The American Society of Civil Engineers 2013 Report Card gave the nation's dams a D grade for the growing number of deteriorating high hazard dams in the last couple of years. In addition, a recent U.S. Government Accountability Office report found that the 707 dams built and maintained by the U.S. Army Corps of Engineers may be at risk from both extreme weather and the sea level rise.
DAM RISKS AND REGULATIONS
As the years go by, it is even more important for dams to be properly maintained by their owners, according to Roda, from the Center for Advanced Infrastructure and Transportation at Rutgers. This is because as the state's population increases, more people move to areas downstream of dams, causing the dam's hazard classification to go from low to high. "Private dam owners may be surprised to discover that a potential failure of their small dam, built years past, could potentially cause costly damages or be life threatening," Roda said.

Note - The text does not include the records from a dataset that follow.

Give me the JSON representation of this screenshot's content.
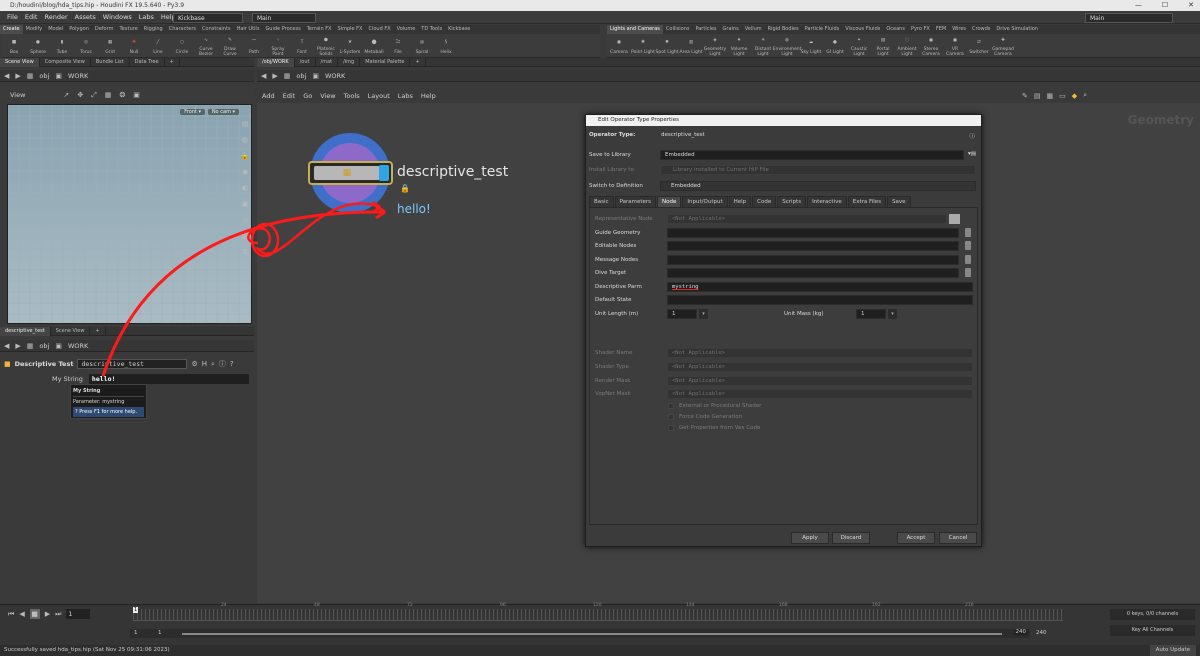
{
  "window": {
    "title": "D:/houdini/blog/hda_tips.hip - Houdini FX 19.5.640 - Py3.9"
  },
  "menu": {
    "items": [
      "File",
      "Edit",
      "Render",
      "Assets",
      "Windows",
      "Labs",
      "Help"
    ],
    "desktop": "Kickbase",
    "main": "Main",
    "right_main": "Main"
  },
  "shelf_left": {
    "tabs": [
      "Create",
      "Modify",
      "Model",
      "Polygon",
      "Deform",
      "Texture",
      "Rigging",
      "Characters",
      "Constraints",
      "Hair Utils",
      "Guide Process",
      "Terrain FX",
      "Simple FX",
      "Cloud FX",
      "Volume",
      "TD Tools",
      "Kickbase"
    ],
    "tools": [
      "Box",
      "Sphere",
      "Tube",
      "Torus",
      "Grid",
      "Null",
      "Line",
      "Circle",
      "Curve Bezier",
      "Draw Curve",
      "Path",
      "Spray Paint",
      "Font",
      "Platonic Solids",
      "L-System",
      "Metaball",
      "File",
      "Spiral",
      "Helix"
    ]
  },
  "shelf_right": {
    "tabs": [
      "Lights and Cameras",
      "Collisions",
      "Particles",
      "Grains",
      "Vellum",
      "Rigid Bodies",
      "Particle Fluids",
      "Viscous Fluids",
      "Oceans",
      "Pyro FX",
      "FEM",
      "Wires",
      "Crowds",
      "Drive Simulation"
    ],
    "tools": [
      "Camera",
      "Point Light",
      "Spot Light",
      "Area Light",
      "Geometry Light",
      "Volume Light",
      "Distant Light",
      "Environment Light",
      "Sky Light",
      "GI Light",
      "Caustic Light",
      "Portal Light",
      "Ambient Light",
      "Stereo Camera",
      "VR Camera",
      "Switcher",
      "Gamepad Camera"
    ]
  },
  "left_top": {
    "tabs": [
      "Scene View",
      "Composite View",
      "Bundle List",
      "Data Tree"
    ],
    "path": [
      "obj",
      "WORK"
    ],
    "view_label": "View",
    "front_btn": "Front",
    "cam_btn": "No cam"
  },
  "left_bottom": {
    "tabs": [
      "descriptive_test",
      "Scene View"
    ],
    "path": [
      "obj",
      "WORK"
    ],
    "node_type": "Descriptive Test",
    "node_name": "descriptive_test",
    "parm_label": "My String",
    "parm_value": "hello!",
    "tooltip": {
      "title": "My String",
      "parameter": "Parameter: mystring",
      "help": "Press F1 for more help."
    }
  },
  "net": {
    "tabs": [
      "/obj/WORK",
      "/out",
      "/mat",
      "/img",
      "Material Palette"
    ],
    "path": [
      "obj",
      "WORK"
    ],
    "menu": [
      "Add",
      "Edit",
      "Go",
      "View",
      "Tools",
      "Layout",
      "Labs",
      "Help"
    ],
    "node_name": "descriptive_test",
    "node_comment": "hello!",
    "context_label": "Geometry"
  },
  "dialog": {
    "title": "Edit Operator Type Properties",
    "operator_type_label": "Operator Type:",
    "operator_type": "descriptive_test",
    "save_to_library_label": "Save to Library",
    "save_to_library": "Embedded",
    "install_library_label": "Install Library to",
    "install_library": "Library installed to Current HIP File",
    "switch_definition_label": "Switch to Definition",
    "switch_definition": "Embedded",
    "tabs": [
      "Basic",
      "Parameters",
      "Node",
      "Input/Output",
      "Help",
      "Code",
      "Scripts",
      "Interactive",
      "Extra Files",
      "Save"
    ],
    "fields": {
      "rep_node": {
        "label": "Representative Node",
        "value": "<Not Applicable>"
      },
      "guide": {
        "label": "Guide Geometry",
        "value": ""
      },
      "editable": {
        "label": "Editable Nodes",
        "value": ""
      },
      "message": {
        "label": "Message Nodes",
        "value": ""
      },
      "dive": {
        "label": "Dive Target",
        "value": ""
      },
      "descriptive": {
        "label": "Descriptive Parm",
        "value": "mystring"
      },
      "default_state": {
        "label": "Default State",
        "value": ""
      },
      "unit_length": {
        "label": "Unit Length (m)",
        "value": "1"
      },
      "unit_mass": {
        "label": "Unit Mass (kg)",
        "value": "1"
      },
      "shader_name": {
        "label": "Shader Name",
        "value": "<Not Applicable>"
      },
      "shader_type": {
        "label": "Shader Type",
        "value": "<Not Applicable>"
      },
      "render_mask": {
        "label": "Render Mask",
        "value": "<Not Applicable>"
      },
      "vopnet_mask": {
        "label": "VopNet Mask",
        "value": "<Not Applicable>"
      }
    },
    "checks": [
      "External or Procedural Shader",
      "Force Code Generation",
      "Get Properties from Vex Code"
    ],
    "buttons": {
      "apply": "Apply",
      "discard": "Discard",
      "accept": "Accept",
      "cancel": "Cancel"
    }
  },
  "timeline": {
    "frame": "1",
    "ticks": [
      "24",
      "48",
      "72",
      "96",
      "120",
      "144",
      "168",
      "192",
      "216"
    ],
    "start": "1",
    "start2": "1",
    "end": "240",
    "end2": "240",
    "keys": "0 keys, 0/0 channels",
    "channels": "Key All Channels",
    "auto_update": "Auto Update"
  },
  "status": "Successfully saved hda_tips.hip (Sat Nov 25 09:31:06 2023)"
}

In 2002, the number of high hazard dams nationwide stood at 10,118. Ten years later, it went up to 13,991, according to the American Society of Civil Engineers.

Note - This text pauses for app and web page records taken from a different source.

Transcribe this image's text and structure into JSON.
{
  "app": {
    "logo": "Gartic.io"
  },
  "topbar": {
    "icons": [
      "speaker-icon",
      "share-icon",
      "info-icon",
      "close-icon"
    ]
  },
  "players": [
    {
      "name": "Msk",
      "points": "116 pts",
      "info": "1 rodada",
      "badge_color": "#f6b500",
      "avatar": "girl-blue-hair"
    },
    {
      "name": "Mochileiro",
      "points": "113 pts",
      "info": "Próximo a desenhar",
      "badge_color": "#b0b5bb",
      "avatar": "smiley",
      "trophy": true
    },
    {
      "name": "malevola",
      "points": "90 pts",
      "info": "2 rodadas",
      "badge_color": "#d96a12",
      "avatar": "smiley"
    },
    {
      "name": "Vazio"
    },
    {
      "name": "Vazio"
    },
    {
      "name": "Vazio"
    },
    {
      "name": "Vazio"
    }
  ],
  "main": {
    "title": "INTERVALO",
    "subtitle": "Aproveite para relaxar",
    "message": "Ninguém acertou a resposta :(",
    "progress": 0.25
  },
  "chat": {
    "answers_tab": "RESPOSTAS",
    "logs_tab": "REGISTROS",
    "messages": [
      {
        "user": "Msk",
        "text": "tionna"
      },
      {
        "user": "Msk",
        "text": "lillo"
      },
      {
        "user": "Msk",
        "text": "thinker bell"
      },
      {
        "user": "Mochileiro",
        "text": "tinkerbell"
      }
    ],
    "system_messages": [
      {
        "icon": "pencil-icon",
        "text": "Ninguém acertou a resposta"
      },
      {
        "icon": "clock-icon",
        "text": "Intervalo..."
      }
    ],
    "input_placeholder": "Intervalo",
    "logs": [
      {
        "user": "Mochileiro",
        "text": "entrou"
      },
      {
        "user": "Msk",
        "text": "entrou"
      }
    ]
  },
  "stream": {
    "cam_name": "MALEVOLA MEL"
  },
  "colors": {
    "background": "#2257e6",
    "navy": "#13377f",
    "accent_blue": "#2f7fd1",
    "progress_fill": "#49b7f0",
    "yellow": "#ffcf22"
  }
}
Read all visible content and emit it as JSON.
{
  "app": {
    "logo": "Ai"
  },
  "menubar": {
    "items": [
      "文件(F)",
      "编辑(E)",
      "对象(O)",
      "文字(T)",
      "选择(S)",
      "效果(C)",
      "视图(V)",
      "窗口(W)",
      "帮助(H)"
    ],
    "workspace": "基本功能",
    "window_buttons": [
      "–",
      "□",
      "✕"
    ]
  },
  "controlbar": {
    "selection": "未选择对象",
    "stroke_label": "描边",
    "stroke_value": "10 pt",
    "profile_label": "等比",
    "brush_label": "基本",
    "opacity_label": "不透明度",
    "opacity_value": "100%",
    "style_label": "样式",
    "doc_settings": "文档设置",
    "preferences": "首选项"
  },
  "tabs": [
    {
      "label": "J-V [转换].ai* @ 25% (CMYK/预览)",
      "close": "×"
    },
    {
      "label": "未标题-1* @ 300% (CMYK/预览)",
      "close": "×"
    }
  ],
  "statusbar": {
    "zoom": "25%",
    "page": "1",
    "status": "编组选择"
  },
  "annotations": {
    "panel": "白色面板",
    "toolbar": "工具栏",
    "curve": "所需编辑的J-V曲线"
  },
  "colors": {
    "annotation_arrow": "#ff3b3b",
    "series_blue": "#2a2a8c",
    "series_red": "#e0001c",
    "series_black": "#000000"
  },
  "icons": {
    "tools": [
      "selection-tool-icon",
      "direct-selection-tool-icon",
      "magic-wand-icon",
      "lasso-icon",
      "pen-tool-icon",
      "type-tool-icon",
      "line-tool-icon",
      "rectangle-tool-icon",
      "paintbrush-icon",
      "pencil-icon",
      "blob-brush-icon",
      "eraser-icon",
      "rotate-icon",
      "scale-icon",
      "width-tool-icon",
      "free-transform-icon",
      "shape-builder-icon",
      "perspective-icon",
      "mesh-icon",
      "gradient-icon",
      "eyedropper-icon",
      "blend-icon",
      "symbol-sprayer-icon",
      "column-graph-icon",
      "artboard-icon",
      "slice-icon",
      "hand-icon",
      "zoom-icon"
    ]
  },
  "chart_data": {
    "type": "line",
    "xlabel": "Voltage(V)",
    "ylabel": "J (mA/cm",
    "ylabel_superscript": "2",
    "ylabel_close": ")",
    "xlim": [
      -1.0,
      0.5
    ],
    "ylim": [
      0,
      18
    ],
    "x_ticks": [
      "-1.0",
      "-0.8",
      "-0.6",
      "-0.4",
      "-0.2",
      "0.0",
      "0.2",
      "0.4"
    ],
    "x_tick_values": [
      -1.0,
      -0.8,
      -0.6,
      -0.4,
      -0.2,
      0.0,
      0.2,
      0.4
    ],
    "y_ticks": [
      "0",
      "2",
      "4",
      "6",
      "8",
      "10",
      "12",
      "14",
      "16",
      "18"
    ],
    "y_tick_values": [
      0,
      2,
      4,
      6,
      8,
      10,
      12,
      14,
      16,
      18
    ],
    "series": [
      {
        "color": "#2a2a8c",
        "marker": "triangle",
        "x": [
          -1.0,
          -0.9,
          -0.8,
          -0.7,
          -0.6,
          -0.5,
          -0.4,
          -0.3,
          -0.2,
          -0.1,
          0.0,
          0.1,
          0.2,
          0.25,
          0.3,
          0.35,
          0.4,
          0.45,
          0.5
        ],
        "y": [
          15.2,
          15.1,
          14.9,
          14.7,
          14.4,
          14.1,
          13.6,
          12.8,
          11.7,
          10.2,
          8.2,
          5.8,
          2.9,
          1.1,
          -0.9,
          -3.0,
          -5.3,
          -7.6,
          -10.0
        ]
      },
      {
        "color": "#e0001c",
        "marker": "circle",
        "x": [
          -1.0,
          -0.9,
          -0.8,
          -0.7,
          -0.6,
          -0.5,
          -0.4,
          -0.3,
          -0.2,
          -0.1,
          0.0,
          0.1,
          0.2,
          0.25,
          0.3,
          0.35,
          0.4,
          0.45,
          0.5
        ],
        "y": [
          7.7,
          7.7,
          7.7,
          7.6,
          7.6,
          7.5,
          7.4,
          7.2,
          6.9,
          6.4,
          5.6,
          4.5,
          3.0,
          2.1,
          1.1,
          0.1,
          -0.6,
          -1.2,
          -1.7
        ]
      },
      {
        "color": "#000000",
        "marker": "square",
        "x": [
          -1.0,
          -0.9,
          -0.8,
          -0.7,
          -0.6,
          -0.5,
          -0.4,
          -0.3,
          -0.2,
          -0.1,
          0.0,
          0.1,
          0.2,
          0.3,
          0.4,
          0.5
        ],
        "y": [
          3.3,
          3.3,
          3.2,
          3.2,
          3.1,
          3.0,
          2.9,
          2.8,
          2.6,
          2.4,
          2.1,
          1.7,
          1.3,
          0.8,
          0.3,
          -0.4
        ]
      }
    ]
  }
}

Also, dams are aging. According to the National Inventory of Dams, 457 out of the 826 dams in their New Jersey database are older than 50 years old, which is the standard expected lifetime for dams. Not all dams in the NID's inventory include the year they were constructed so there could be even more.
These dams were built using the engineering technology available at the time when they were first constructed, but may be outdated and in need of upgrade.

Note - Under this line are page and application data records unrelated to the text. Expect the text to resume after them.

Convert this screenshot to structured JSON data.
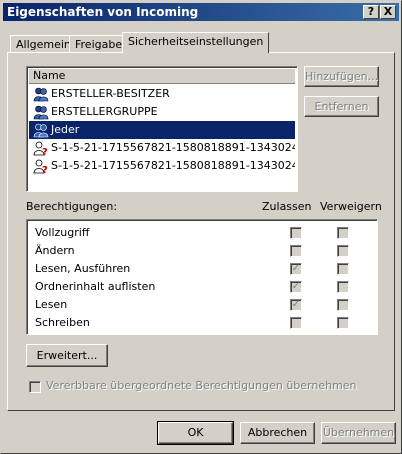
{
  "window": {
    "title": "Eigenschaften von Incoming",
    "help_glyph": "?",
    "close_glyph": "X"
  },
  "tabs": [
    {
      "label": "Allgemein",
      "active": false
    },
    {
      "label": "Freigabe",
      "active": false
    },
    {
      "label": "Sicherheitseinstellungen",
      "active": true
    }
  ],
  "users": {
    "column_header": "Name",
    "items": [
      {
        "name": "ERSTELLER-BESITZER",
        "icon": "group-icon",
        "selected": false
      },
      {
        "name": "ERSTELLERGRUPPE",
        "icon": "group-icon",
        "selected": false
      },
      {
        "name": "Jeder",
        "icon": "group-icon",
        "selected": true
      },
      {
        "name": "S-1-5-21-1715567821-1580818891-1343024091-...",
        "icon": "unknown-user-icon",
        "selected": false
      },
      {
        "name": "S-1-5-21-1715567821-1580818891-1343024091-...",
        "icon": "unknown-user-icon",
        "selected": false
      }
    ],
    "add_label": "Hinzufügen...",
    "remove_label": "Entfernen"
  },
  "permissions": {
    "label": "Berechtigungen:",
    "allow_header": "Zulassen",
    "deny_header": "Verweigern",
    "rows": [
      {
        "name": "Vollzugriff",
        "allow": false,
        "deny": false
      },
      {
        "name": "Ändern",
        "allow": false,
        "deny": false
      },
      {
        "name": "Lesen, Ausführen",
        "allow": true,
        "deny": false
      },
      {
        "name": "Ordnerinhalt auflisten",
        "allow": true,
        "deny": false
      },
      {
        "name": "Lesen",
        "allow": true,
        "deny": false
      },
      {
        "name": "Schreiben",
        "allow": false,
        "deny": false
      }
    ]
  },
  "advanced_label": "Erweitert...",
  "inherit_label": "Vererbbare übergeordnete Berechtigungen übernehmen",
  "footer": {
    "ok_label": "OK",
    "cancel_label": "Abbrechen",
    "apply_label": "Übernehmen"
  },
  "colors": {
    "titlebar_start": "#0a246a",
    "titlebar_end": "#3a6ea5",
    "face": "#d4d0c8",
    "selection": "#0a246a"
  }
}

Even though the NJ Bureau of Dam Safety has vastly reduced the amount of high and significant hazard dams in poor conditions since 1980, maintaining New Jersey's dams in compliance is still easier said than done.
"Every dam has its own story," Moyle, of the dam bureau. "Whether there's a funding issue or a design issue or in the middle of an enforcement action or in litigation."
The NJ Bureau of Dam Safety's 14 dam inspectors are in charge of inspecting and keeping track of more than 1,500 total dams in New Jersey, and the process can hit a snag when questions of ownership and money come in:
· In 2011, upkeep for a significant hazard dam in Wyckoff reached a deadlock when the township and the homeowners could not come to a decision as to who would pay for it.
· In 2014, repair work at an Atlantic County high hazard dam near Lake Lenape was suspended because of a dispute between the contractors and the county.
· After years of litigation, courts ruled that Gloucester County and several landowners must pitch in for the repair costs of several dams.
But even when ownership issues are ironed out, one set of repairs is not enough.
"They're living structures," Moyle adds. "And they need to go back and fix them again and again."
Because money is a big issue, DEP has a grants and loans program that has given out a total of over $98 million to dam owners needing help in paying for dam repairs.
DEP also requires dam owners of high and significant hazard dams to keep an emergency action plan, which is a formal document outlining emergency pre-planned procedures, in case the dam should break.
According to a 2015 list of high and significant dams without emergency action plans given by DEP to NJ Advance Media, there are currently 17 high and significant risk potential dams without emergency plans.
Mark Ogden, project manager at the Association of State Dam Safety Officials, particularly singled out New Jersey "as one of the best states" in prompting the creation of emergency action plans.
However, many experts point out that one of the biggest obstacles for regulators is raising awareness on dam safety — both among dam owners and the surrounding community.
"There are a lot of stakeholders when it comes to dams, and sometimes it's not as high profile with the public because they're not a bridge or a road where people travel on every day," Ogden said. "But if they were to fail, there would be a huge impact."
Carla Astudillo may be reached at firstname.lastname@example.org. Follow her on Twitter@carla_astudi. Find NJ.com on Facebook.